= Your assignment =
Look through the lines below; wherever the word "SaaS" appears, copy that line.

======== Input material ========

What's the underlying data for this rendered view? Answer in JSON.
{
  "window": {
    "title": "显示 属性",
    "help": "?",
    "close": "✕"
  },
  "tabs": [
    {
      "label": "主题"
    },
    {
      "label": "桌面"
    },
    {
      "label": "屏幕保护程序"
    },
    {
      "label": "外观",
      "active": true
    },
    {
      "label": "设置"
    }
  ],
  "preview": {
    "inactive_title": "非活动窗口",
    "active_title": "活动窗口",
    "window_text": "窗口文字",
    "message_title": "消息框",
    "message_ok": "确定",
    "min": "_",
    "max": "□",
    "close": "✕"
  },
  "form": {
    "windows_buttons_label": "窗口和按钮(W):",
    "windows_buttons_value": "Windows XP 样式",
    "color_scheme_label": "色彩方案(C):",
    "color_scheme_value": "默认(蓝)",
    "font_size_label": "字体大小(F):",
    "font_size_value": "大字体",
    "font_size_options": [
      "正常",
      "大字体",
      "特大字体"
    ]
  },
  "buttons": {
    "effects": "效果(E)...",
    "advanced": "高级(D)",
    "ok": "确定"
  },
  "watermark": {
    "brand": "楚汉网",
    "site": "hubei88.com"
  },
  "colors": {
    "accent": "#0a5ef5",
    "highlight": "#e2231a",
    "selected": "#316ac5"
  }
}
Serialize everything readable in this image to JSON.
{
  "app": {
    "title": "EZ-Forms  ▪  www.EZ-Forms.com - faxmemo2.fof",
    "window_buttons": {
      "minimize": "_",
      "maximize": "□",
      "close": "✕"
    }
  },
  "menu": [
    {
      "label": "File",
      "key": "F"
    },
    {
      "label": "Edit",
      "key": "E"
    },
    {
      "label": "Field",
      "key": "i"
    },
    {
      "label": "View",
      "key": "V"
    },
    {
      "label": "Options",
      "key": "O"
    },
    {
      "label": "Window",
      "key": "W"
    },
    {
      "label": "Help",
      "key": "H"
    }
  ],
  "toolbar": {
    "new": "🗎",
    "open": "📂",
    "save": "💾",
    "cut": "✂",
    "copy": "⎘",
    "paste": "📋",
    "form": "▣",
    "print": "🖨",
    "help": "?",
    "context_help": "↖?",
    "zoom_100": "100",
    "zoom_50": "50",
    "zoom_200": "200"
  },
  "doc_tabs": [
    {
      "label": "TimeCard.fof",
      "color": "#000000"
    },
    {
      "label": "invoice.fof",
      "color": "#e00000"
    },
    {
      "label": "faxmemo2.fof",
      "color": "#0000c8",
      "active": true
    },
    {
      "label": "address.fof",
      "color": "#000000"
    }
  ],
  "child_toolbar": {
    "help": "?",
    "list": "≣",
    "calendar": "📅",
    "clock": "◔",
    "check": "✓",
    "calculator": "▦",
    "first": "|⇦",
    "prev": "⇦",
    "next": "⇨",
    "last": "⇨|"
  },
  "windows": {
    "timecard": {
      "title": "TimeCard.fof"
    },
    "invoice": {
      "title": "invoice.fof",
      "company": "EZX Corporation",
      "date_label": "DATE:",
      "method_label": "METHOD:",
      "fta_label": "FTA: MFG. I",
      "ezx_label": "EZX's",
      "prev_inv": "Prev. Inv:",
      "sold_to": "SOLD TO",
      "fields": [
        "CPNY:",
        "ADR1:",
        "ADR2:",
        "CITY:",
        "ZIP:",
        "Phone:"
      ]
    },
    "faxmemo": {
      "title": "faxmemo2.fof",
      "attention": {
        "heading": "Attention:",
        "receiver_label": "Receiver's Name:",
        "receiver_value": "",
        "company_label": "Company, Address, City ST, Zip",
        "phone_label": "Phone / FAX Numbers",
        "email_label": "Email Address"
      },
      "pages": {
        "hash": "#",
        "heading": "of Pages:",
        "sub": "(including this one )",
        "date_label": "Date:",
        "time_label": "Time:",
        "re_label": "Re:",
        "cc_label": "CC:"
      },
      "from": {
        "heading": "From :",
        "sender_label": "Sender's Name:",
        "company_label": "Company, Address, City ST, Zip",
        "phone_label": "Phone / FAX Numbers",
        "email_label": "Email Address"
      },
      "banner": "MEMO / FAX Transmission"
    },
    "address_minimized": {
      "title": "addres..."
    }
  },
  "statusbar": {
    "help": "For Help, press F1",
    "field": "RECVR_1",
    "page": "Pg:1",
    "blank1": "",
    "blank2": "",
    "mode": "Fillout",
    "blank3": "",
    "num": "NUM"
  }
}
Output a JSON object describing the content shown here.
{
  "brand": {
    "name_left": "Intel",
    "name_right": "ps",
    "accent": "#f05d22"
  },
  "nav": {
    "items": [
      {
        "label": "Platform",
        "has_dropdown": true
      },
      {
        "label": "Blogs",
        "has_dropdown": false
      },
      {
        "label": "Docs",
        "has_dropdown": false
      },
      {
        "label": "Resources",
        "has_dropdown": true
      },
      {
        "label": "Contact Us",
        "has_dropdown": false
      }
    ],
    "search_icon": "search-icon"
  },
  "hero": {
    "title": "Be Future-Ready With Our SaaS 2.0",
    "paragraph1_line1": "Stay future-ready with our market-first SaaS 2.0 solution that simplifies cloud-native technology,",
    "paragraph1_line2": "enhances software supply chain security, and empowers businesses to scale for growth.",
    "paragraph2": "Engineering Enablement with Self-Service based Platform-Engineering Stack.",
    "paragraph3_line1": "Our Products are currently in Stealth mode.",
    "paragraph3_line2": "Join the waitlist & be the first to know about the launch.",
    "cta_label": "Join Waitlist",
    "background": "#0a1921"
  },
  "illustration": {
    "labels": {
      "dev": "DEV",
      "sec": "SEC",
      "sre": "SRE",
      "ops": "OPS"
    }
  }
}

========

= Answer below =
    "title": "Be Future-Ready With Our SaaS 2.0",
    "paragraph1_line1": "Stay future-ready with our market-first SaaS 2.0 solution that simplifies cloud-native technology,",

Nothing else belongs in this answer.